• **Data for analysis**
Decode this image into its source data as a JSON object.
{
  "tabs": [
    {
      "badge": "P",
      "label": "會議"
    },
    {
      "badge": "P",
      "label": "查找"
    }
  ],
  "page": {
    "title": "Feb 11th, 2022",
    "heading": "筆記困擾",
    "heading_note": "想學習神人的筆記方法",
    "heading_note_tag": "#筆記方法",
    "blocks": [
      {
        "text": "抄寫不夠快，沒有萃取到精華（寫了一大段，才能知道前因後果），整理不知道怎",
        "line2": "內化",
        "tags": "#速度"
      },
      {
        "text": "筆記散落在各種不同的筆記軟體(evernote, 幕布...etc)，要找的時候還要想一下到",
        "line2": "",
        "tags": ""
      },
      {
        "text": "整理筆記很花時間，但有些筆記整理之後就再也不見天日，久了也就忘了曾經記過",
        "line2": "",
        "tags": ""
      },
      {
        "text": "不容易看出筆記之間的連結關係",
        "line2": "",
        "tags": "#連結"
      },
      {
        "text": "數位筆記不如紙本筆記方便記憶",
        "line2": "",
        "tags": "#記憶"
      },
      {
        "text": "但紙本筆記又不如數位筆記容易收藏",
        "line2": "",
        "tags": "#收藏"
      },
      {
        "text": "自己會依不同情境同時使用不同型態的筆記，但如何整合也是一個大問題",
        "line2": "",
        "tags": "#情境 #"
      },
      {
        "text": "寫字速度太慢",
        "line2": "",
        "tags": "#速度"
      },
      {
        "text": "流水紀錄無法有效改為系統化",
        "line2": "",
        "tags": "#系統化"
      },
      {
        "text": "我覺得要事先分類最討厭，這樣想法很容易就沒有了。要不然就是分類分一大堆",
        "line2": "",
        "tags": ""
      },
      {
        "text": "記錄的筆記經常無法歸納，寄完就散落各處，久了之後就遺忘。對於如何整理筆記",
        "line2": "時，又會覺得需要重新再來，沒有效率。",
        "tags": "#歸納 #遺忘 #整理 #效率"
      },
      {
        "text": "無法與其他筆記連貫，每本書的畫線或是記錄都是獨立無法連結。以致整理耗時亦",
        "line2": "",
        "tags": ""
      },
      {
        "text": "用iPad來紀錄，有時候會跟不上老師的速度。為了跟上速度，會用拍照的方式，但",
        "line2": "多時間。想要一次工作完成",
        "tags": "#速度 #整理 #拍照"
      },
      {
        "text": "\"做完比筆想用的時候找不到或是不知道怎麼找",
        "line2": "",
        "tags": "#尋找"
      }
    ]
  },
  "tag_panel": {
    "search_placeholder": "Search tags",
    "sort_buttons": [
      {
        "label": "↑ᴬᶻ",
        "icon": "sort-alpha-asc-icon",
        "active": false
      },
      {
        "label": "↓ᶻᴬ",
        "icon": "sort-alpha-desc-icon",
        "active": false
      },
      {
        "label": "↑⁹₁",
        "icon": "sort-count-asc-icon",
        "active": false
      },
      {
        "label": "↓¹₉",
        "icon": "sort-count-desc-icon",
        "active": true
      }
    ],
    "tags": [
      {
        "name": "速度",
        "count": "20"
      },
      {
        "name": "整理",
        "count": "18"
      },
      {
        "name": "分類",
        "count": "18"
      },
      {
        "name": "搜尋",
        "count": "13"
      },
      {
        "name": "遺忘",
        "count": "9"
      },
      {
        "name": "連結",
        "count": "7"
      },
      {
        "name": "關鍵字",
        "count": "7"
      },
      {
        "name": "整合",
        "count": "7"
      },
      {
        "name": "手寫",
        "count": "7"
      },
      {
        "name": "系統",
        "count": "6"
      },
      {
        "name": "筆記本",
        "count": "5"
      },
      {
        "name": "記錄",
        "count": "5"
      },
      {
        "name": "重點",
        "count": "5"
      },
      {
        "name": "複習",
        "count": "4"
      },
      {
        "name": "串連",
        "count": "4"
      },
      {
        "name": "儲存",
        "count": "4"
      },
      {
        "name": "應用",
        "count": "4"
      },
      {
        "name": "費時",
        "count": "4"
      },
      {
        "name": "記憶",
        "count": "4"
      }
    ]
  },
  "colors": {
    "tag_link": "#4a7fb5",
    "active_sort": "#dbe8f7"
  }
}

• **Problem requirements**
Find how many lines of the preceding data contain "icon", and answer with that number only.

• **Written answer**
4